INSTRUCTIONS FOR THE TASK
Which lines to output? The line containing "Read all visible content and emit it as JSON." and every line after it in the data below, each copied exactly.

RECORDS PROVIDED
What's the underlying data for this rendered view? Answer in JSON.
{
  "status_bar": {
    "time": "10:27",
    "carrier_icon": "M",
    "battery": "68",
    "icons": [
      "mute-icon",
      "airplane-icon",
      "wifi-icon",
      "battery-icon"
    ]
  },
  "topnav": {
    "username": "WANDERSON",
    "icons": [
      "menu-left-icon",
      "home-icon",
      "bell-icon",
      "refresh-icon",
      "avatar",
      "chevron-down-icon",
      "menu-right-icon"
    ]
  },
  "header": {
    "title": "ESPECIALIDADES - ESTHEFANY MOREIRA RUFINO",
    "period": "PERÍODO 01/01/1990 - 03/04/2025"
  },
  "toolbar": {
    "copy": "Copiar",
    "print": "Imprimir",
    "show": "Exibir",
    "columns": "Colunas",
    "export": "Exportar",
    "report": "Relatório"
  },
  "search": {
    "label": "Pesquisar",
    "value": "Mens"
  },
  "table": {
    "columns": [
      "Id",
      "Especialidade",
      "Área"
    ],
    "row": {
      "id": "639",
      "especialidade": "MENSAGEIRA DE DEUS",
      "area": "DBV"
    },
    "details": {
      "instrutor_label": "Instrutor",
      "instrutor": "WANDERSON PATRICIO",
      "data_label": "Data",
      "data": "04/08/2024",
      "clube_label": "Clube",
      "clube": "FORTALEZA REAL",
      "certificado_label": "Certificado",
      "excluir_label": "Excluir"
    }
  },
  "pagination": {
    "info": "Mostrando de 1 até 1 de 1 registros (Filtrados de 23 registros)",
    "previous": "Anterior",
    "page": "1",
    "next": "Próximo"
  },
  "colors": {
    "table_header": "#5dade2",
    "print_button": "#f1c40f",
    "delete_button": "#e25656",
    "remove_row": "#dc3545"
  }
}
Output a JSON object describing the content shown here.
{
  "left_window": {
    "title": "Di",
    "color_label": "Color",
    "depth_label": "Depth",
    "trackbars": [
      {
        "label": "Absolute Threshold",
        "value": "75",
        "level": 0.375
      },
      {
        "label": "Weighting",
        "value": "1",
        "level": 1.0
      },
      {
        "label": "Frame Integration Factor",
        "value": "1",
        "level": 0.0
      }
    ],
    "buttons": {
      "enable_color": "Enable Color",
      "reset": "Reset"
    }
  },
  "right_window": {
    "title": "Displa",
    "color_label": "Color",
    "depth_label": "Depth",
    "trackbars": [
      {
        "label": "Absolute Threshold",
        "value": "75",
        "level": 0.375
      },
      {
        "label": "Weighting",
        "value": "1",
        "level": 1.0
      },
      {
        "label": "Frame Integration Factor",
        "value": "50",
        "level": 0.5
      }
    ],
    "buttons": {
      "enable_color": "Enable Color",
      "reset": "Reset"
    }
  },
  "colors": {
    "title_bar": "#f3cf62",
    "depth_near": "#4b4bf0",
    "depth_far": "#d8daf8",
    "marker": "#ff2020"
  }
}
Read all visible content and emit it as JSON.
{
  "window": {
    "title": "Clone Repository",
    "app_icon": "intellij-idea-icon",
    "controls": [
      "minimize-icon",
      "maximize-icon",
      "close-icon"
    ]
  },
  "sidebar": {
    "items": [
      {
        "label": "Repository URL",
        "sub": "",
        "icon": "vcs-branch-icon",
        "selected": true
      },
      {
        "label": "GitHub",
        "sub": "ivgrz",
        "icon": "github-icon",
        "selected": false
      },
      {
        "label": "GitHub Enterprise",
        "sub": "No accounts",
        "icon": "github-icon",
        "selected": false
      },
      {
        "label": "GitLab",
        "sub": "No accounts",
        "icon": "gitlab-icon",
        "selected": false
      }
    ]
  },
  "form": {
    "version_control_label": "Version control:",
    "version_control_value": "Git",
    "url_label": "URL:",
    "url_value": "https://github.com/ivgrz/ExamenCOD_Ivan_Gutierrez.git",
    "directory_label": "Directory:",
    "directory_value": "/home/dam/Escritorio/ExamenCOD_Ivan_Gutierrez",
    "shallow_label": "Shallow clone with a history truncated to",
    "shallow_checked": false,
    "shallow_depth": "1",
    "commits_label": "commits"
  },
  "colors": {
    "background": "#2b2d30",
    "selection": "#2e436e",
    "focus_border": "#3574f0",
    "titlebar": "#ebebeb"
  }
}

RESPONSE TO THE EXERCISE
Read all visible content and emit it as JSON.
{
  "window": {
    "title": "Clone Repository",
    "app_icon": "intellij-idea-icon",
    "controls": [
      "minimize-icon",
      "maximize-icon",
      "close-icon"
    ]
  },
  "sidebar": {
    "items": [
      {
        "label": "Repository URL",
        "sub": "",
        "icon": "vcs-branch-icon",
        "selected": true
      },
      {
        "label": "GitHub",
        "sub": "ivgrz",
        "icon": "github-icon",
        "selected": false
      },
      {
        "label": "GitHub Enterprise",
        "sub": "No accounts",
        "icon": "github-icon",
        "selected": false
      },
      {
        "label": "GitLab",
        "sub": "No accounts",
        "icon": "gitlab-icon",
        "selected": false
      }
    ]
  },
  "form": {
    "version_control_label": "Version control:",
    "version_control_value": "Git",
    "url_label": "URL:",
    "url_value": "https://github.com/ivgrz/ExamenCOD_Ivan_Gutierrez.git",
    "directory_label": "Directory:",
    "directory_value": "/home/dam/Escritorio/ExamenCOD_Ivan_Gutierrez",
    "shallow_label": "Shallow clone with a history truncated to",
    "shallow_checked": false,
    "shallow_depth": "1",
    "commits_label": "commits"
  },
  "colors": {
    "background": "#2b2d30",
    "selection": "#2e436e",
    "focus_border": "#3574f0",
    "titlebar": "#ebebeb"
  }
}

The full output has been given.